Okay so now you've got the basics for swimming gear, let's talk about some beginner tips for in the water:
  • Cup your hands - in my classes we call them "ice cream scoops". Keep your fingers together with hands cupped like you would if you wanted to scoop up water. You'd be surprised how much of a difference just adding this will make. 
  • Keep your knees straight - If your doing freestyle kick, you're knees should remain almost completely straight. If you struggle a lot in the water, chances are you are kicking your legs like you pedal a bike rather than like scissors opening and closing. 
  • Kick fast and small - Another major problem I see in beginners is that they tend to kick they're legs really wide open and slowly. The faster and smaller you kick, the faster you will go. 
  • Rotate your head, don't lift it - When you breathe, rotate your head to the side, don't life it forward and up. This will help you tremendously. 
  • Use drills - Drills are a great way to improve your stroke and make you stronger. They are vital to effective swimming. I'll do a post later with some great drills to use. 
  • Use a pool with lap lanes or a lake - Trying to swim laps in a crowded public pool will frustrate you FAST. Not to mention, having to dodge people constantly will not allow you to have proper form. If you can find a place with dedicated lanes or lap swim time, do it. 
  • Use manners - Often times you will have to swim with another person in your lane. Swim etiquette says that you always swim to the right of the black line in the lane. Also stay a good distance behind the swimmer in front of you so that you aren't drafting off their wake or hitting their feet. 
  • Consider lessons - if you're new to swimming and really considering a triathlon or incorporating swimming more into your workouts, lessons can really help you pick up tricks and improve your form. Lessons aren't just for learning how to swim, but also for those that swim and want to improve their swimming or learn techniques and drills. Some swim instructors will even write out swim workouts for you. 
Hope these tips helped and they weren't too beginner. I'll be adding more advanced tips and drills in future posts to come! 

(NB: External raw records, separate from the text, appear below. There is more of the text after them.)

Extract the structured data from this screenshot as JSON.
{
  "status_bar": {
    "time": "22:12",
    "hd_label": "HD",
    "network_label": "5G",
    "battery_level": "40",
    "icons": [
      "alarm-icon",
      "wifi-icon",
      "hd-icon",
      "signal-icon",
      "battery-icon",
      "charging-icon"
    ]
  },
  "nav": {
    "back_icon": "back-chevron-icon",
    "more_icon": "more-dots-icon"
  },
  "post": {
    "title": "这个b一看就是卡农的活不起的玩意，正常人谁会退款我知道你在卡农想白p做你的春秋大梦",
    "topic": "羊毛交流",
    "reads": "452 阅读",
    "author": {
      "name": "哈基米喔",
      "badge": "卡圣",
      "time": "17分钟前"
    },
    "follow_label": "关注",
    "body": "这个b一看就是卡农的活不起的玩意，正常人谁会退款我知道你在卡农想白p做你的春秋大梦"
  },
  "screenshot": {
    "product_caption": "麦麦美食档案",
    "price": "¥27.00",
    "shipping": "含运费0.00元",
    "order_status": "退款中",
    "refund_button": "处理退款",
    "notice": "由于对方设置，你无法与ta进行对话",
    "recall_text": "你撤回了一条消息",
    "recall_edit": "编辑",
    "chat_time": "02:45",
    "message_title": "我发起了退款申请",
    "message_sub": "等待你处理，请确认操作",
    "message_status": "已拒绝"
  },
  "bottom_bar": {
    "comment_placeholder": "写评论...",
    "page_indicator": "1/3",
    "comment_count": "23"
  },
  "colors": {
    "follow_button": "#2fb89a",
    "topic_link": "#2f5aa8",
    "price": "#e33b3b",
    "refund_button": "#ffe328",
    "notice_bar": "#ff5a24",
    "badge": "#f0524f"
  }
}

As Dory would say, Just keep swimming!

QOTD: If you were to do a triathlon (or have), what would be your weakest leg? Swim, Run, or Bike? 

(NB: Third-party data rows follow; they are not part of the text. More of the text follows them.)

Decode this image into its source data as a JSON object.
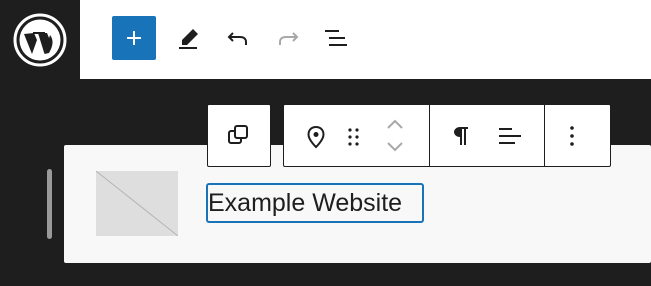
{
  "top_toolbar": {
    "logo": "wordpress-logo",
    "buttons": [
      {
        "name": "add-block",
        "icon": "plus-icon"
      },
      {
        "name": "tools",
        "icon": "pencil-icon"
      },
      {
        "name": "undo",
        "icon": "undo-icon"
      },
      {
        "name": "redo",
        "icon": "redo-icon",
        "disabled": true
      },
      {
        "name": "document-overview",
        "icon": "list-view-icon"
      }
    ]
  },
  "block_toolbar": {
    "transform": {
      "icon": "transform-icon"
    },
    "controls": [
      {
        "name": "site-logo",
        "icon": "location-pin-icon"
      },
      {
        "name": "drag",
        "icon": "drag-handle-icon"
      },
      {
        "name": "move-up",
        "icon": "chevron-up-icon"
      },
      {
        "name": "move-down",
        "icon": "chevron-down-icon"
      },
      {
        "name": "transform-paragraph",
        "icon": "paragraph-icon"
      },
      {
        "name": "align",
        "icon": "align-left-icon"
      },
      {
        "name": "more-options",
        "icon": "more-vertical-icon"
      }
    ]
  },
  "block": {
    "site_title": "Example Website",
    "logo_placeholder": "image-placeholder"
  },
  "colors": {
    "accent": "#1873b8",
    "dark": "#1e1e1e",
    "canvas": "#f8f8f8",
    "placeholder": "#dedede"
  }
}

  1. I think my weakest leg would probably be the bike and then maybe the swim. I was looking at doing a sprint tri. Close to a tri, but less of the distance. I have been swimming since I was a baby. My mom was a lifeguard and I was for a few years also. (I was not a big fan of it though). Just having to sit there the whole time watching people swim while I was sweating to death. haha I am hoping next year to get my WSI certification and maybe teach some lessons during the summer next year! I just wish it was not so expensive to get that certification! I love the tips though and I am looking forward to the drills. I am always looking for new things to do in the pool!

  2. Sorry to hear that the aquathlon isn't going though. Hope you find something else fun to do.

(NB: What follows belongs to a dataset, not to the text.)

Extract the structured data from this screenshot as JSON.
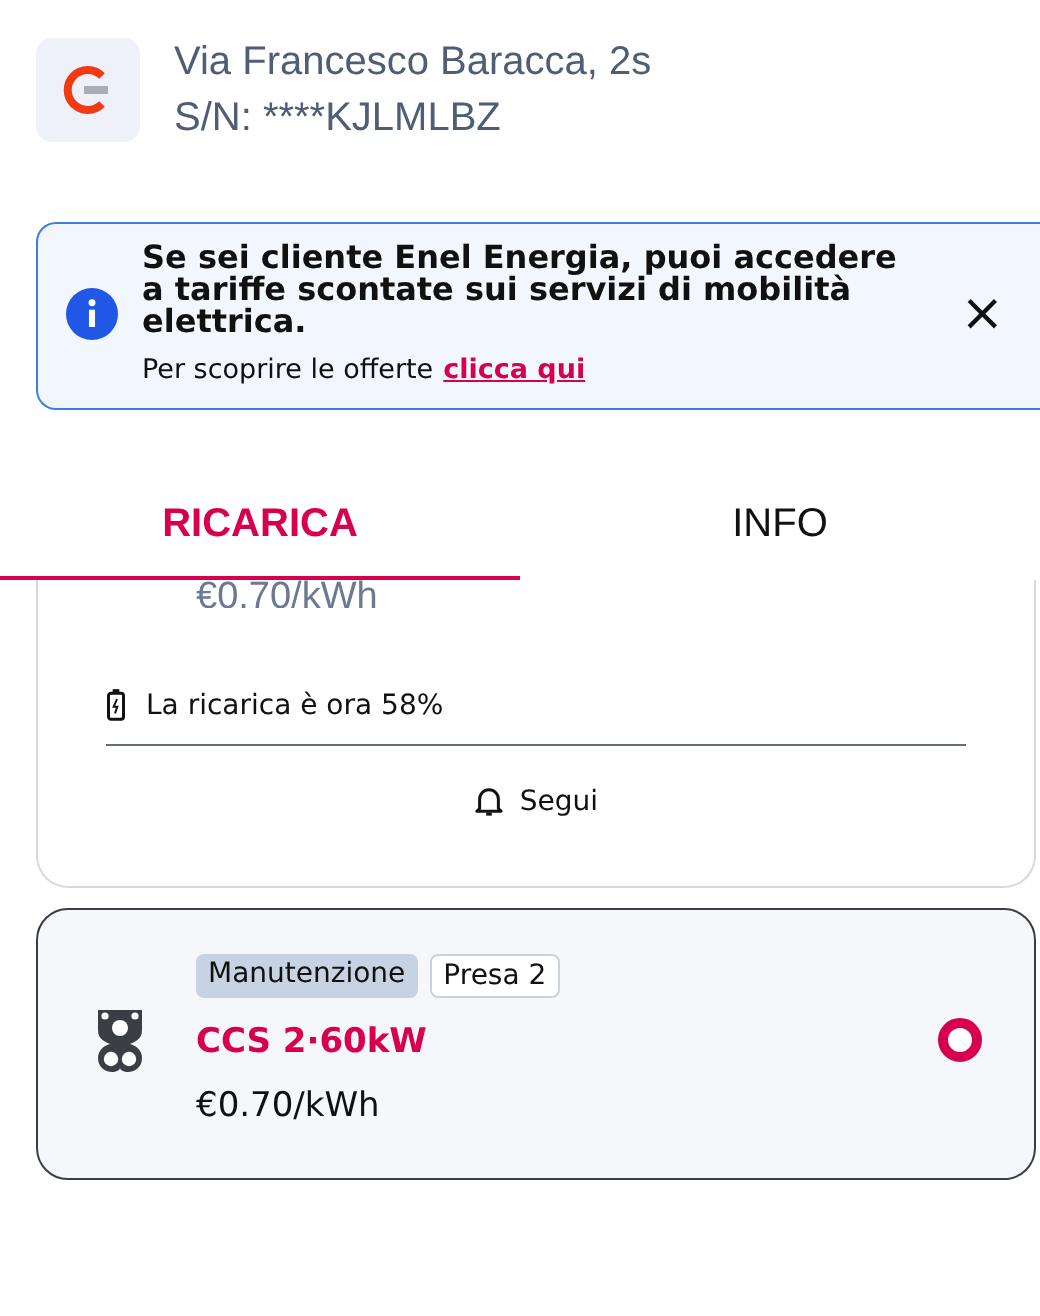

    Thanks so much for the swim tips - I always swam as a kid, but never really learnt anything in the way of technique.

    Just finished my first tri and had a fantastic time. Was scared by the open water swim at first, but it went fine. I wasn't fast - but of the three legs it was probably my best (was last in the whole tri!)

  3. Kayla: I know what you mean. I lifeguard every summer and especially with the heat we've been having (110+) it's been like torture. WSI certification is expensive, but mostly it's just so long! I went to the class, before I was old enough to be certified (a pool I was swimming at was paying for future guards to go) so I never got the cert officially, but I never needed it. Swim team experience/coaching, lifeguard certs, and experience always seemed to matter more to parents than the wsi cert where I've lived.

    Natasha: Thanks! I'm glad you could use the tips. I'm going to post more later this week. Congrats on your first tri! And I'm a definite back-of-the-packer too! haha

  4. Swim caps are so underrated... and yeah I know, you look kind of silly wearing one, but the benefits they provide make looking silly so worth it!